If you live in a predominantly Democratic district in Ohio, it looks as though you’re not going to have the same access to early voting as you would if you lived in a predominantly Republican district.
From the Cincinnnati Enquirer:
In Southwest Ohio, elections boards in traditionally Republican Butler and Warren counties have approved special night and weekend voting hours from early October through Nov. 1. Because Democrats did not oppose the idea, there were no tie votes to submit to (Secretary of State, John) Husted, leaving those early voting plans intact.
Husted spokesman Matt McClellan said the secretary of state will not intervene in those counties.
“Local boards of elections can set their own hours for early voting if they can agree on it,” McClellan said.
Only in cases where boards’ tie votes give him a decisive voice, McClellan added, will Husted move to block extra voting hours…
And he has consistently done this. The result? More voting hours will be available to residents of predominantly Republican districts, less to resident of predominantly Democratic districts.
Funny how it works out that way.
Ohio, you may remember, was the state where, among other things, insanely long lines on election day in 2004 led to thousands of potential voters in Democratic districts giving up and leaving without casting their ballots.
From The Washington Post:
…In her city neighborhood, which is vastly Democratic and majority black, the 38-year-old mortgage broker found a line snaking out of the precinct door.
She stood in line for four hours — one hour in the rain — and watched dozens of potential voters mutter in disgust and walk away without casting a ballot. Afterward, Thivener hopped in her car and drove to her mother’s house, in the vastly Republican and majority white suburb of Harrisburg. How long, she asked, did it take her to vote?
Fifteen minutes, her mother replied…
The Republicans want more of that. After all, Ohio responded to the 2004 voting debacle by expanding early voting for everyone and look what happened! Four years later, Democratic voters actually got to cast their ballots and elect the president they wanted.

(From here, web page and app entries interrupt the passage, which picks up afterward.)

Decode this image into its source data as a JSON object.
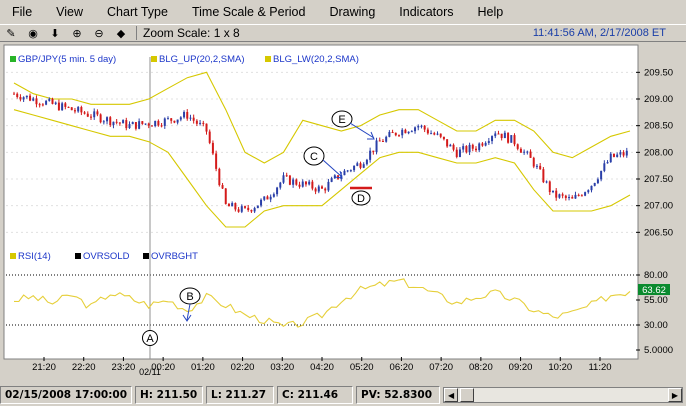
{
  "menu": [
    "File",
    "View",
    "Chart Type",
    "Time Scale & Period",
    "Drawing",
    "Indicators",
    "Help"
  ],
  "toolbar": {
    "icons": [
      "pencil-icon",
      "crosshair-icon",
      "arrow-down-icon",
      "zoom-in-icon",
      "zoom-out-icon",
      "gem-icon"
    ],
    "zoom_label": "Zoom Scale: 1 x 8"
  },
  "clock": "11:41:56 AM, 2/17/2008 ET",
  "legend_price": {
    "symbol": "GBP/JPY(5 min.  5 day)",
    "upper": "BLG_UP(20,2,SMA)",
    "lower": "BLG_LW(20,2,SMA)"
  },
  "legend_rsi": {
    "rsi": "RSI(14)",
    "oversold": "OVRSOLD",
    "overbought": "OVRBGHT"
  },
  "rsi_value_badge": "63.62",
  "colors": {
    "price_label": "#1c36c9",
    "band": "#d6c800",
    "candle_up": "#2a3fa8",
    "candle_down": "#d41a1a",
    "rsi_line": "#e6cf3a",
    "annotation": "#2445c0",
    "badge_bg": "#0a8a2e"
  },
  "annotations": [
    "A",
    "B",
    "C",
    "D",
    "E"
  ],
  "date_marker": "02/11",
  "status": {
    "datetime": "02/15/2008 17:00:00",
    "high": "H: 211.50",
    "low": "L: 211.27",
    "close": "C: 211.46",
    "pv": "PV: 52.8300"
  },
  "chart_data": [
    {
      "type": "candlestick",
      "series": [
        {
          "name": "GBP/JPY(5 min.  5 day)",
          "values": [
            209.1,
            209.0,
            208.9,
            208.8,
            208.7,
            208.6,
            208.5,
            208.55,
            208.6,
            208.7,
            208.4,
            207.0,
            206.9,
            207.1,
            207.5,
            207.4,
            207.3,
            207.6,
            207.8,
            208.2,
            208.4,
            208.5,
            208.3,
            208.0,
            208.1,
            208.4,
            208.2,
            207.8,
            207.2,
            207.1,
            207.4,
            207.9,
            208.0
          ]
        },
        {
          "name": "BLG_UP(20,2,SMA)",
          "values": [
            209.3,
            209.1,
            209.0,
            209.0,
            208.9,
            208.9,
            208.9,
            209.0,
            209.2,
            209.4,
            209.5,
            208.8,
            208.0,
            207.8,
            208.0,
            208.6,
            208.5,
            208.4,
            208.5,
            208.7,
            208.8,
            208.8,
            208.6,
            208.4,
            208.4,
            208.6,
            208.6,
            208.4,
            208.0,
            207.9,
            208.1,
            208.3,
            208.4
          ]
        },
        {
          "name": "BLG_LW(20,2,SMA)",
          "values": [
            208.8,
            208.7,
            208.6,
            208.5,
            208.4,
            208.3,
            208.3,
            208.2,
            208.0,
            207.5,
            207.0,
            206.6,
            206.6,
            206.9,
            207.0,
            207.0,
            207.0,
            207.3,
            207.6,
            207.9,
            208.0,
            208.0,
            207.9,
            207.8,
            207.8,
            207.9,
            207.8,
            207.3,
            206.9,
            206.9,
            206.9,
            207.0,
            207.2
          ]
        }
      ],
      "x": [
        "21:20",
        "22:20",
        "23:20",
        "00:20",
        "01:20",
        "02:20",
        "03:20",
        "04:20",
        "05:20",
        "06:20",
        "07:20",
        "08:20",
        "09:20",
        "10:20",
        "11:20"
      ],
      "yticks": [
        "209.50",
        "209.00",
        "208.50",
        "208.00",
        "207.50",
        "207.00",
        "206.50"
      ],
      "ylim": [
        206.3,
        209.75
      ]
    },
    {
      "type": "line",
      "series": [
        {
          "name": "RSI(14)",
          "values": [
            55,
            58,
            52,
            60,
            48,
            62,
            57,
            50,
            55,
            45,
            58,
            50,
            40,
            35,
            28,
            32,
            40,
            55,
            65,
            70,
            74,
            68,
            60,
            52,
            58,
            62,
            55,
            45,
            38,
            42,
            50,
            60,
            63.62
          ]
        }
      ],
      "yticks": [
        "80.00",
        "55.00",
        "30.00",
        "5.0000"
      ],
      "ylim": [
        0,
        90
      ],
      "levels": [
        30,
        80
      ]
    }
  ]
}
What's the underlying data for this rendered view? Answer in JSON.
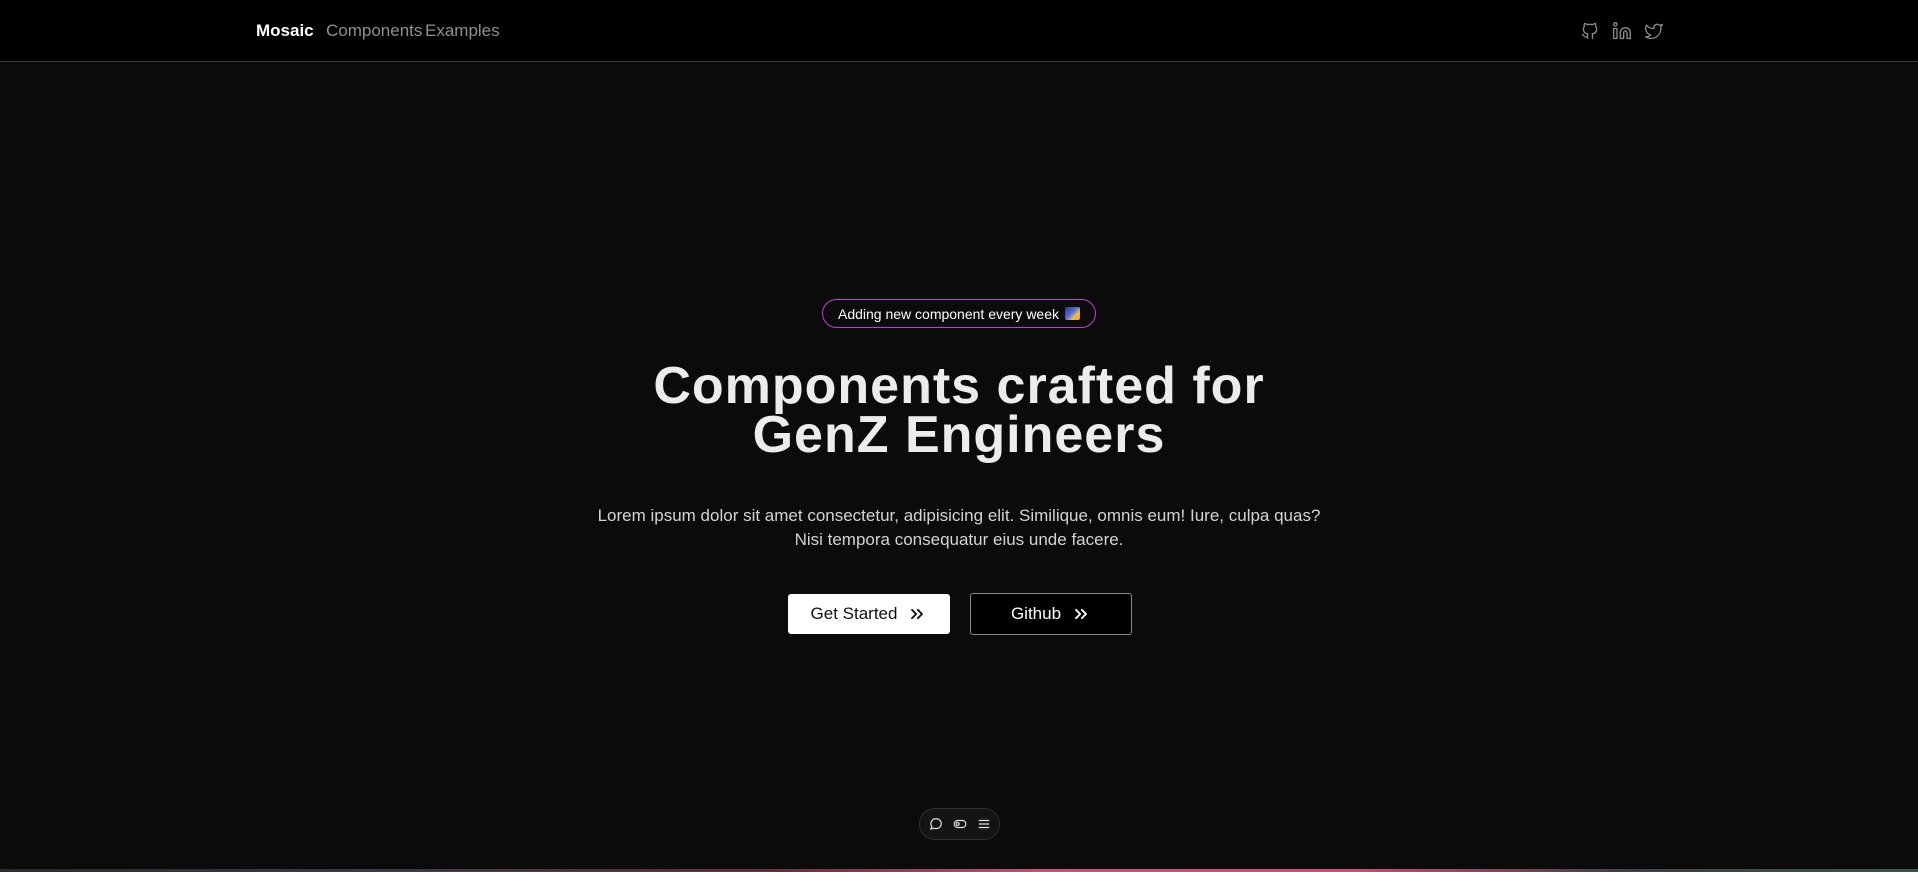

The GOP in Ohio has made it plain they aren’t going to stand for that again.